Facial recognition system is 20 times more secure than Touch ID, but struggles with young users and siblings
The iPhone X might be the future of Apple’s smartphone design, but its lauded Face ID facial recognition system has an issue with people under 13: it’s much more difficult to tell them apart.
In a security guide published Wednesday, Apple recommends that children under the age of 13 do not use Face ID due to the probability of a false match being significantly higher for young children. The company said this was because “their distinct facial features may not have fully developed”.
While few young children are likely to be given a £999 iPhone, false matches are also more likely for twins and siblings. In all those situations, the company recommends concerned users disable Face ID and use a passcode instead.
For most users – those over 13 without “evil twins”, as Apple’s head of iOS Craig Federighi describes them – the bigger concern is deliberate attacks. Touch ID, Apple’s fingerprint sensor, was famously bypassed just two days after it was launched in the iPhone 5S, using a fake fingerprint placed over a real finger.
With Face ID, Apple has implemented a secondary system that exclusively looks out for attempts to fool the technology. Both the authentication and spoofing defence are based on machine learning, but while the former is trained to identify individuals from their faces, the latter is used to look for telltale signs of cheating.
“An additional neural network that’s trained to spot and resist spoofing defends against attempts to unlock your phone with photos or masks,” the company says. If a completely perfect mask is made, which fools the identification neural network, the defensive system will still notice – just like a human.
Apple is also confident that it won’t fall prey to issues of algorithmic bias that have plagued many attempts to use neural networks at scale. High-profile examples of such failures include the photo-labelling system that ltagged black people as gorillas, or the word-association model which states that men are computer programmers and women are homemakers.
Whenever its initial training exposed a demographic shortcoming, Apple says, it “augmented the studies as needed to provide a high degree of accuracy for a diverse range of users”. Time – and millions of people around the world using the technology – will tell whether the effort worked, but the company sounds confident.
One area the system will struggle with, however, is facial coverings.
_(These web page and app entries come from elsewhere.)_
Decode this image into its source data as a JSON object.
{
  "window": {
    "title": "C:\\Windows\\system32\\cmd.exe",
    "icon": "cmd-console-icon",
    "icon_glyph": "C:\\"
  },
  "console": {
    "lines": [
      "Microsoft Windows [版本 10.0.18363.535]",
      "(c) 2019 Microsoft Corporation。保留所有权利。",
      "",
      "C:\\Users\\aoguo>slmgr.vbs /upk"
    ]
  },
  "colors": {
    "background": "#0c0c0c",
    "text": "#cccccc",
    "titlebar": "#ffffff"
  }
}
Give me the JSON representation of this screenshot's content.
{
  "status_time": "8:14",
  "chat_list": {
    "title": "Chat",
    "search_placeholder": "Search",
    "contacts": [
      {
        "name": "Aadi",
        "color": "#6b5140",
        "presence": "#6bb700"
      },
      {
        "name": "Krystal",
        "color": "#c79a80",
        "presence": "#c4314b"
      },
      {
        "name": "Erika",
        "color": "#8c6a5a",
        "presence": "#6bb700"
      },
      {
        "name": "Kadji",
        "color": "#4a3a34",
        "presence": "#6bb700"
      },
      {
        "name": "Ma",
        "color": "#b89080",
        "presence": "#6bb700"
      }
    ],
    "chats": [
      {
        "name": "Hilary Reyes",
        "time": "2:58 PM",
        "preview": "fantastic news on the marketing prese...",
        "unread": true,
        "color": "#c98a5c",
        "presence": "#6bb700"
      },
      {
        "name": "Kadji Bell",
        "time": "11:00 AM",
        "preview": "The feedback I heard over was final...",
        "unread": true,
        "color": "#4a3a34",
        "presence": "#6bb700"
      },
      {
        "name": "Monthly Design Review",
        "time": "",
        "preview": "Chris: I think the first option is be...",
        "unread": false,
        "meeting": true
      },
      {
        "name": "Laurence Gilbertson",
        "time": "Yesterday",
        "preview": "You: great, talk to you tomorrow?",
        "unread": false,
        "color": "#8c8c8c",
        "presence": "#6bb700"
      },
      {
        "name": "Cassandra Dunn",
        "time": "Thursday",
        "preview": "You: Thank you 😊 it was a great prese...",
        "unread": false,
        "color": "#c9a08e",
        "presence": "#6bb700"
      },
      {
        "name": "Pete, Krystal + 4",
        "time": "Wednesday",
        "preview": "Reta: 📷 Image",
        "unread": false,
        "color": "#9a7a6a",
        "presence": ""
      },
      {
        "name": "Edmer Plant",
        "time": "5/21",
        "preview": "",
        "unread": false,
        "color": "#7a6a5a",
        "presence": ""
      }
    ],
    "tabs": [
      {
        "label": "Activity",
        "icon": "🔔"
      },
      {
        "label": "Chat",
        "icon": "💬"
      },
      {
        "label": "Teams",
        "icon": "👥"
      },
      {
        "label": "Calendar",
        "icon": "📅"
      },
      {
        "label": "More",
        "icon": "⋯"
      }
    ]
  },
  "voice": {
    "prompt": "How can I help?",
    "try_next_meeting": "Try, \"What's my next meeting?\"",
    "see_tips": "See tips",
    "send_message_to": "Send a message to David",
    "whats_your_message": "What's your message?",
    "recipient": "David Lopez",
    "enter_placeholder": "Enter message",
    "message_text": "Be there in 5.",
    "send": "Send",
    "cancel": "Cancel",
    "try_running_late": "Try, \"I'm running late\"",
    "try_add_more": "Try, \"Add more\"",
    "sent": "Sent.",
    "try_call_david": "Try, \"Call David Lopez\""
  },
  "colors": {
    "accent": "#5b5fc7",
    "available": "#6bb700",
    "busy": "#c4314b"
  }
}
Apple says that “Face ID is designed to work with hats, scarves, glasses, contact lenses and many sunglasses,” but ultimately two things dictate whether or not it has a chance of success. The first is whether the coverings are transparent to infrared light, and the second whether the system can see the eyes, nose and mouth. While some fabrics are more transparent to infrared than they may seem, that means iPhone users who cover their faces may be forced to rely on a passcode when out and about.
Separately, Apple has also confirmed that the depth-sensing technology included in the iPhone X is not allowed to be used by developers to create their own facial biometrics, a possibility which had concerned many privacy activists.
The depth sensor data is not directly available to developers, but the camera API now allows them to receive a pixel-by-pixel measure of how far features in an image are from the lens, a system intended to be used to enable image manipulation such as Apple’s own portrait mode.
That could theoretically be used to build a standalone authentication feature, albeit one that is less precise than Apple’s own, but the company has updated its App Store policies to prevent developers from attempting to do so. “You may not attempt, facilitate, or encourage others to identify anonymous users or reconstruct user profiles based on data collected from depth and/or facial mapping tools,” the company’s developer guidelines now state.